Synchromy in Purple Minor in Blanton by Stanton Macdonald-Wright is an abstract painting with an intention of creating a new language of art to express the musical rhythms and depicting space and color through the uses of blocks of color rather than lines and modeling like that of the Renaissance and Baroque art. Stanton Macdonald-Wright applied thin layers of dry paint in wide strokes on the canvas to create flat surfaces of color. In some regions, the painter uses the technique of drybrush to create a scratchy texture that let the under layer of white paint to show through. This created the transition from dark and intense hues to lighter shades of that hue, giving the colors a transparent quality. Although chiaroscuro modeling is not used,
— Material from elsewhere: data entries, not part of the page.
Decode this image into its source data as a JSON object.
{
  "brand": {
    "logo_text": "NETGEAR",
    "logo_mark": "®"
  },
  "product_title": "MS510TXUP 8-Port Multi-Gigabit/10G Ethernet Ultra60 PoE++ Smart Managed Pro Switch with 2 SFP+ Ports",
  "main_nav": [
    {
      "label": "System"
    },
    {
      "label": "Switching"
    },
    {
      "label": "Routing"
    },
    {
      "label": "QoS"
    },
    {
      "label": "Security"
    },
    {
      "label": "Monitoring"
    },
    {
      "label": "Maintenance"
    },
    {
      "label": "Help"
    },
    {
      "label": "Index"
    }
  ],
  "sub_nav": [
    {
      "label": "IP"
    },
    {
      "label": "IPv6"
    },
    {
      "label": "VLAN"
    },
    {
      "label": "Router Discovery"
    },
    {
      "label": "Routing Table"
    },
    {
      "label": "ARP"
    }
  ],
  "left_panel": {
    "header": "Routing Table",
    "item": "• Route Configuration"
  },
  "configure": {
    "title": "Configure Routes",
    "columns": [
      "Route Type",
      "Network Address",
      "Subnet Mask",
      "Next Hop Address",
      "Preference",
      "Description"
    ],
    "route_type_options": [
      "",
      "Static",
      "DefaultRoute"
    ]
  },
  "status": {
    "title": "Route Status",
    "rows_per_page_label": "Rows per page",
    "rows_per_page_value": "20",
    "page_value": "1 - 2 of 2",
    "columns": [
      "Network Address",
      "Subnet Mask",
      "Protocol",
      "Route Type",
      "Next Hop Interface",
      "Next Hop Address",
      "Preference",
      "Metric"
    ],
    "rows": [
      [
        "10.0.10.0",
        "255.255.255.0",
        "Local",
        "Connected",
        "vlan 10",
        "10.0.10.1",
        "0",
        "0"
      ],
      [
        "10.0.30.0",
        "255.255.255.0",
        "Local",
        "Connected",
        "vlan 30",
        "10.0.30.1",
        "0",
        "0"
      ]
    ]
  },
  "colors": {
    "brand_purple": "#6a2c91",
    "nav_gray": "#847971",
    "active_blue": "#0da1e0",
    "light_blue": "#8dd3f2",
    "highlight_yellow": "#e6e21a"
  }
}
During the Baroque period, The Elevation of the Cross is another triptych that sticks close to religion. It also explores perspective and Foreshortening even further. The painting, A Young Girl Reading, created during the Rococo period, while sadly not being a triptych, does conclude the pattern of fully exploring perspective and the fleshing out of a human on canvas in a natural way. Starting with the Renaissance, an oil on panel painting by Hans Memling called Triptych of St. John the Baptist and St. John the Evangelist (c. 1474-1479) is a great example of the first foray into a more nature art style and the beginning of straying away from iconoclasm. (Hodges, 2014) The content features religious figures that are at this point still somewhat flat.
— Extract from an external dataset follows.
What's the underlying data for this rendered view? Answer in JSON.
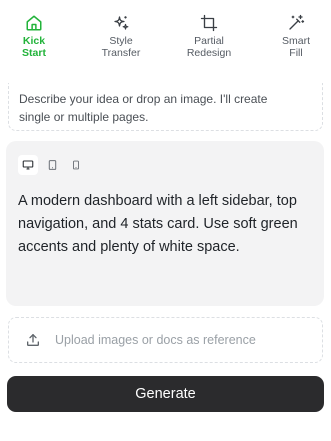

A cassone is essentially another word for a great chest. The housemaid looking down at the young girl as she rummages in a chest is another example that symbolizes motherhood. Titian’s twin cassoni is equivalent to the bouquet of roses and the myrtle plant in that they are all bridal attributes that appear in other Renaissance paintings. These bridal attributes, also seen in Titian’s Sacred and Profane Love and in Lorenzo Lotto’s Marsilio Cassotti, and His Bride, Faustina, finished in 1523 (Figure 5), are just a few examples of the allegory of marriage found in this painting. These various references to marriage, one may add the dog that dozes at Venus’s feet.
The way that the woman is painted in the cooler colors gives her the main focal point in the painting. When looking at the painting as a whole one can see that she has pale skin tones, a mint green dress with pattern details created by a more impasto type white paint. The dress has complementary colors of a pale pink skirt under the green overlay of her dress. The use of white roses and the white bird gives the painting itself the feel of a romantic type of painting. The image of the woman has a lighter background behind her that resembles an angel with an aura behind her.
Throughout the book, it shows how Aunt Alexandra was trying to raise Scout properly, trying to make her act more like a lady which shows the conformity of the time. ‘“Aunt Alexandra’s vision of my deportment involved playing with small stoves, tea sets, and wearing the Add-A-Pearl necklace she gave me when I was born.”’ (Lee 108 ). all things considered, Aunt Alexandra was a big help to Atticus raising the children, in the film, Aunt Alexandra was not present. Without aunt Alexandra, the movie lost the important lesson of how back then, all girls act with the “lady-like” attitude. In addition , the movie was not able to depict a mother figure in Scout and Jem’s life like how Aunt Alexandra was in the novel.